→ **Data for this task**
-=-=-=-=-
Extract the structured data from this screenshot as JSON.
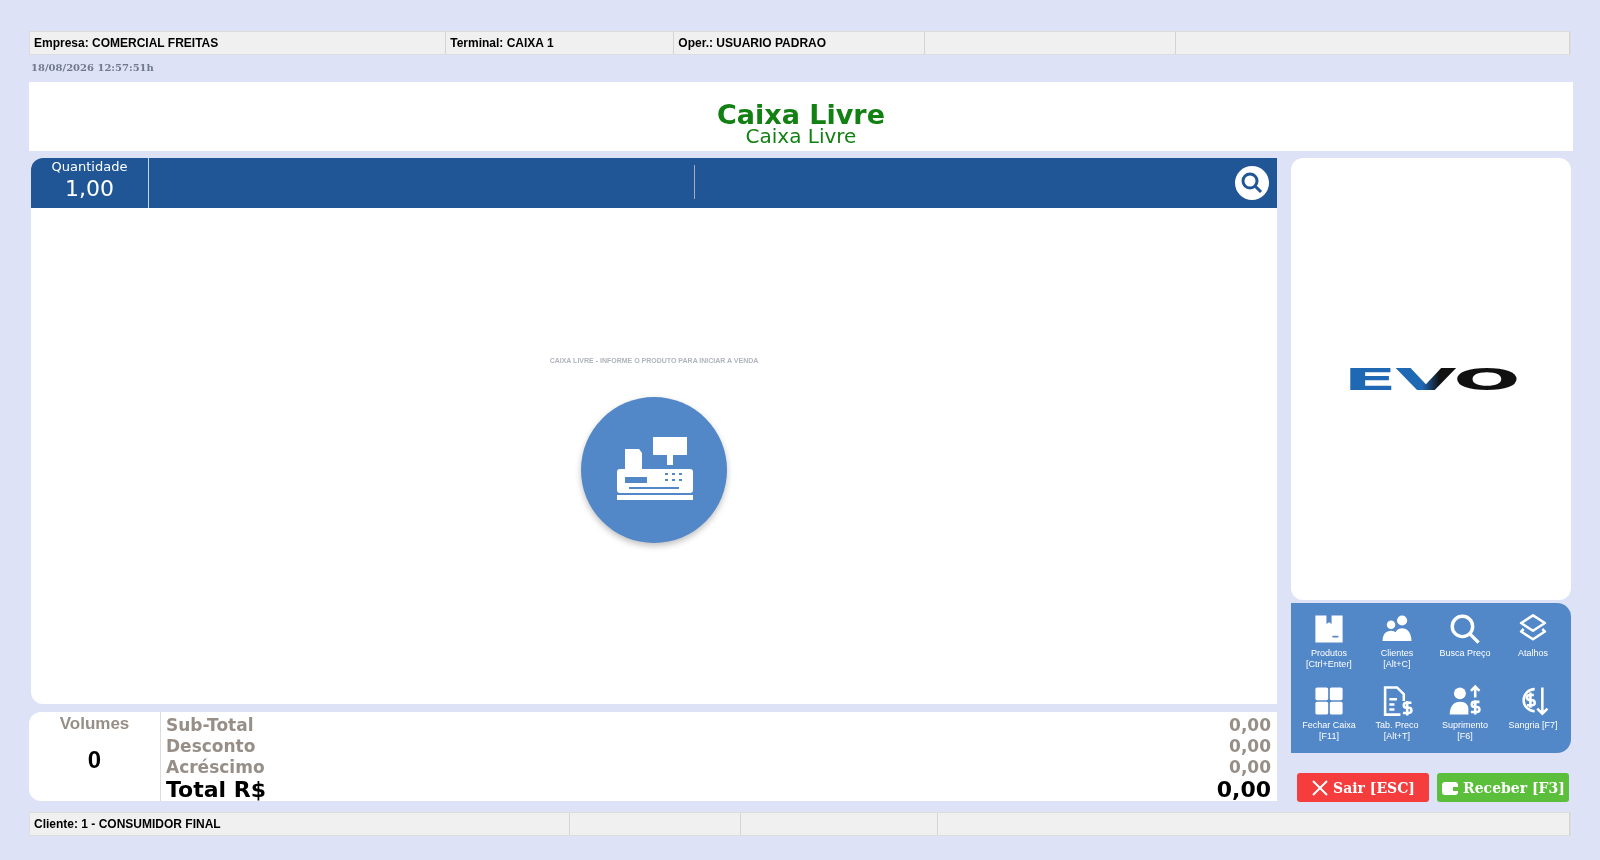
{
  "top_bar": [
    "Empresa: COMERCIAL FREITAS",
    "Terminal: CAIXA 1",
    "Oper.: USUARIO PADRAO"
  ],
  "datetime": "18/08/2026 12:57:51h",
  "title": {
    "main": "Caixa Livre",
    "sub": "Caixa Livre"
  },
  "quantity": {
    "label": "Quantidade",
    "value": "1,00"
  },
  "empty_message": "CAIXA LIVRE - INFORME O PRODUTO PARA INICIAR A VENDA",
  "logo": "EVO",
  "shortcuts": [
    {
      "label": "Produtos",
      "shortcut": "[Ctrl+Enter]"
    },
    {
      "label": "Clientes",
      "shortcut": "[Alt+C]"
    },
    {
      "label": "Busca Preço"
    },
    {
      "label": "Atalhos"
    },
    {
      "label": "Fechar Caixa",
      "shortcut": "[F11]"
    },
    {
      "label": "Tab. Preco",
      "shortcut": "[Alt+T]"
    },
    {
      "label": "Suprimento",
      "shortcut": "[F6]"
    },
    {
      "label": "Sangria  [F7]"
    }
  ],
  "volumes": {
    "label": "Volumes",
    "value": "0"
  },
  "totals": [
    {
      "kind": "sub",
      "label": "Sub-Total",
      "value": "0,00"
    },
    {
      "kind": "sub",
      "label": "Desconto",
      "value": "0,00"
    },
    {
      "kind": "sub",
      "label": "Acréscimo",
      "value": "0,00"
    },
    {
      "kind": "total",
      "label": "Total R$",
      "value": "0,00"
    }
  ],
  "actions": [
    {
      "kind": "exit",
      "label": "Sair [ESC]"
    },
    {
      "kind": "receive",
      "label": "Receber  [F3]"
    }
  ],
  "status_bar": [
    "Cliente: 1 - CONSUMIDOR FINAL"
  ]
}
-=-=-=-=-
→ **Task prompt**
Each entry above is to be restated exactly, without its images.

→ **Solution**
Extract the structured data from this screenshot as JSON.
{
  "top_bar": [
    "Empresa: COMERCIAL FREITAS",
    "Terminal: CAIXA 1",
    "Oper.: USUARIO PADRAO"
  ],
  "datetime": "18/08/2026 12:57:51h",
  "title": {
    "main": "Caixa Livre",
    "sub": "Caixa Livre"
  },
  "quantity": {
    "label": "Quantidade",
    "value": "1,00"
  },
  "empty_message": "CAIXA LIVRE - INFORME O PRODUTO PARA INICIAR A VENDA",
  "logo": "EVO",
  "shortcuts": [
    {
      "label": "Produtos",
      "shortcut": "[Ctrl+Enter]"
    },
    {
      "label": "Clientes",
      "shortcut": "[Alt+C]"
    },
    {
      "label": "Busca Preço"
    },
    {
      "label": "Atalhos"
    },
    {
      "label": "Fechar Caixa",
      "shortcut": "[F11]"
    },
    {
      "label": "Tab. Preco",
      "shortcut": "[Alt+T]"
    },
    {
      "label": "Suprimento",
      "shortcut": "[F6]"
    },
    {
      "label": "Sangria  [F7]"
    }
  ],
  "volumes": {
    "label": "Volumes",
    "value": "0"
  },
  "totals": [
    {
      "kind": "sub",
      "label": "Sub-Total",
      "value": "0,00"
    },
    {
      "kind": "sub",
      "label": "Desconto",
      "value": "0,00"
    },
    {
      "kind": "sub",
      "label": "Acréscimo",
      "value": "0,00"
    },
    {
      "kind": "total",
      "label": "Total R$",
      "value": "0,00"
    }
  ],
  "actions": [
    {
      "kind": "exit",
      "label": "Sair [ESC]"
    },
    {
      "kind": "receive",
      "label": "Receber  [F3]"
    }
  ],
  "status_bar": [
    "Cliente: 1 - CONSUMIDOR FINAL"
  ]
}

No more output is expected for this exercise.